Scott coolly compiled a one-over-par 73 that contained four bogeys and three birdies to finish on a three-under-par total of 141 at the halfway stage. Closing with a brace of birdies - the former Masters winner trundled in a 25 footer at the 17th and then two-putted from 80 feet at the 18th - underlined his undoubted class.

Given that he has not, unlike Rory McIlroy, Jim Furyk, Francesco Molinari, Sergio Garcia and many more, had the chance to play Royal Liverpool in benign weather, his performance bodes well for the remainder of the tournament.

Certainly, the player who bogeyed the final four holes of this major championship to gift victory to an unsuspecting Ernie Els two years ago was highly satisfied with how he has opened his account and is quietly confident going into the weekend.
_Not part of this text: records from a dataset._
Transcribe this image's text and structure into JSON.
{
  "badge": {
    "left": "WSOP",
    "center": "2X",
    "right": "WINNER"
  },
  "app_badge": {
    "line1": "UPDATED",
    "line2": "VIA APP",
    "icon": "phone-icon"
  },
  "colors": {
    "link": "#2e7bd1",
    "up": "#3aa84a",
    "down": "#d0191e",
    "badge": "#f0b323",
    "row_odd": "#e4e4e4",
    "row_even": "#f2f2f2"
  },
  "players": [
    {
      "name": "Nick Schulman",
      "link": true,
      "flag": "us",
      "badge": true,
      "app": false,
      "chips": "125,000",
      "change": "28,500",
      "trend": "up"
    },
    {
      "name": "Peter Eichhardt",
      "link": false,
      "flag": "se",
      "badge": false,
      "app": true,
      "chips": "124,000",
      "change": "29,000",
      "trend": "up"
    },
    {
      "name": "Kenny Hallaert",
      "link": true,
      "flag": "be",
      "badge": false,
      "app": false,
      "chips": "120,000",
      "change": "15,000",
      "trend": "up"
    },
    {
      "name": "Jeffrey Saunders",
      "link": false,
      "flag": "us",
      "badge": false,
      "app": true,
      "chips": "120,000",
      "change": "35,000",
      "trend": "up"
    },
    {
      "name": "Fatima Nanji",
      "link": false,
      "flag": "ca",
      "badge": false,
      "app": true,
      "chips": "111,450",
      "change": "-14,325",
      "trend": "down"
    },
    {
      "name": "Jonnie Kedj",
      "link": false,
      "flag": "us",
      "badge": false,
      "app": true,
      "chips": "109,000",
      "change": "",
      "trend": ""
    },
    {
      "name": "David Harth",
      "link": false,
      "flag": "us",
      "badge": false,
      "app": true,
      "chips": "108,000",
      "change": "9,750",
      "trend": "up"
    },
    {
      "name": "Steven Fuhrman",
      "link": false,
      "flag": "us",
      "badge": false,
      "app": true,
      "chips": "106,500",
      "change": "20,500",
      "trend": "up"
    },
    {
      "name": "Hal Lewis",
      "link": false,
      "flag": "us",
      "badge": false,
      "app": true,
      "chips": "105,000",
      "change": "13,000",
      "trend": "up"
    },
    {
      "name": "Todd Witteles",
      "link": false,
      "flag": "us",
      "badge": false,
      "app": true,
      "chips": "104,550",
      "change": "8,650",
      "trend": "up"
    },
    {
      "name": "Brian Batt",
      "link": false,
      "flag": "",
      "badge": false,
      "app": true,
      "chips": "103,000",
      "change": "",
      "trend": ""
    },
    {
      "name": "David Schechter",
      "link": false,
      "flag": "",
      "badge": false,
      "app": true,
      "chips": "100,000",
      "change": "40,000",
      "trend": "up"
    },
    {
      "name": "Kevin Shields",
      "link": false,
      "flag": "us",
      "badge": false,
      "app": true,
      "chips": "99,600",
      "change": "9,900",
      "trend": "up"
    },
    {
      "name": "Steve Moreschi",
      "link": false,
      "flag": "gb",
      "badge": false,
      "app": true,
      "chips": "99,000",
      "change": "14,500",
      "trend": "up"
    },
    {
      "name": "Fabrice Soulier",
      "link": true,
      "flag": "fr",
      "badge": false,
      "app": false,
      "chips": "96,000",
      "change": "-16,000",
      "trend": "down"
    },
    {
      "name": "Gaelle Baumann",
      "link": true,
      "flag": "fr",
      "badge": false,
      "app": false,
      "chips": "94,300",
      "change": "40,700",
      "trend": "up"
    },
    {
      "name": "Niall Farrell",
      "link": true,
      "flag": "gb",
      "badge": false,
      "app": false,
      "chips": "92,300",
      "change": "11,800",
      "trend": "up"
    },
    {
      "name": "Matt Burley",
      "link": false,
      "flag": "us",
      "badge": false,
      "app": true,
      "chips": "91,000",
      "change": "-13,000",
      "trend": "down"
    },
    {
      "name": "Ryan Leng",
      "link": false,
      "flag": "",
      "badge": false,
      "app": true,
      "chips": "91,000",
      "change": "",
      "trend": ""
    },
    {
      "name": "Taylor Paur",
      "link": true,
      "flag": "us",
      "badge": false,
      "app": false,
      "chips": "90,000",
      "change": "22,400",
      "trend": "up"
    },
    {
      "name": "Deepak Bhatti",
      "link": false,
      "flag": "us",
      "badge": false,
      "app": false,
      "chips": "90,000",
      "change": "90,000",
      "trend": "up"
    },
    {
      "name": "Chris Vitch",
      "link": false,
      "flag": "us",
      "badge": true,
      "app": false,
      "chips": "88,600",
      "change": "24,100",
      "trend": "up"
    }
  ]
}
The high winds and heavy rain the Met Office has forecast for the Wirral peninsula today certainly do not faze him given all that he has had to endure so far. "If it is tough, as I am told it is going to be, then I am certainly up for that challenge," he said. "The last 36 holes of a major are always going to be a grind anyway. I feel like I am swinging the club really well. I played really well, but didn't take advantage of my good shots. So the tougher it gets the more that favours me. If, that is, I can keep swinging well.

"Today was much tougher. There was a slight direction change in the wind and it was gusting. All of a sudden there were holes where I was hitting a 6-iron from 149 yards. That is when you know it is pretty windy. You have to be very careful with what kind of shot you pick. Shot selection is huge. You can afford to make a slight error in judgment but not a big one."

Scott continues to wield a long putter on the greens despite the R&A and USGA having jointly agreed that "anchoring" - the practice of bracing the grip end of the club on the body during a stroke - should be banned to ban from January 1, 2016.

It was suggested during the BBC commentary in the second round that the 34-year-old may have been struggling on the finely manicured swards in the wind due to his contentious choice of implement.

The Adelaide man, who was third in the Open at Muirfield last year and eighth when this tournament was last held at Hoylake eight years ago, dismissed that argument. "Everything is hard out there," he said. "Every shot is so crucial and it can get away from you. Even putts. The wind is affecting the break of a putt. If you misjudge that you can three putt from nowhere.

"The pace of the greens was tricky because uphill into the wind they are the slowest we will ever putt on. Downwind you have to adjust. It was really, really important to finish with a couple of birdies. It put me in good shape for the weekend."

Scott may be the player at the top of the world rankings at the moment but his playing partner Justin Rose is, without question, the form golfer. The Englishman, who received by far the majority of the support from the galleries as they made their way around, has won on his last two outings, the Quicken Loans National and the Scottish Open.

The former US Open champion chipped in for birdie and eagle on both the ninth and 10th holes en route to recording a two-under-par 70 that put him on two under overall and well placed. "I felt the chip-ins really got my championship going," said Rose. "I also holed a 15-foot par putt on the eighth.

"If I do go on to win, I would look back upon that stretch as turning point. It gave me an opportunity going into the weekend."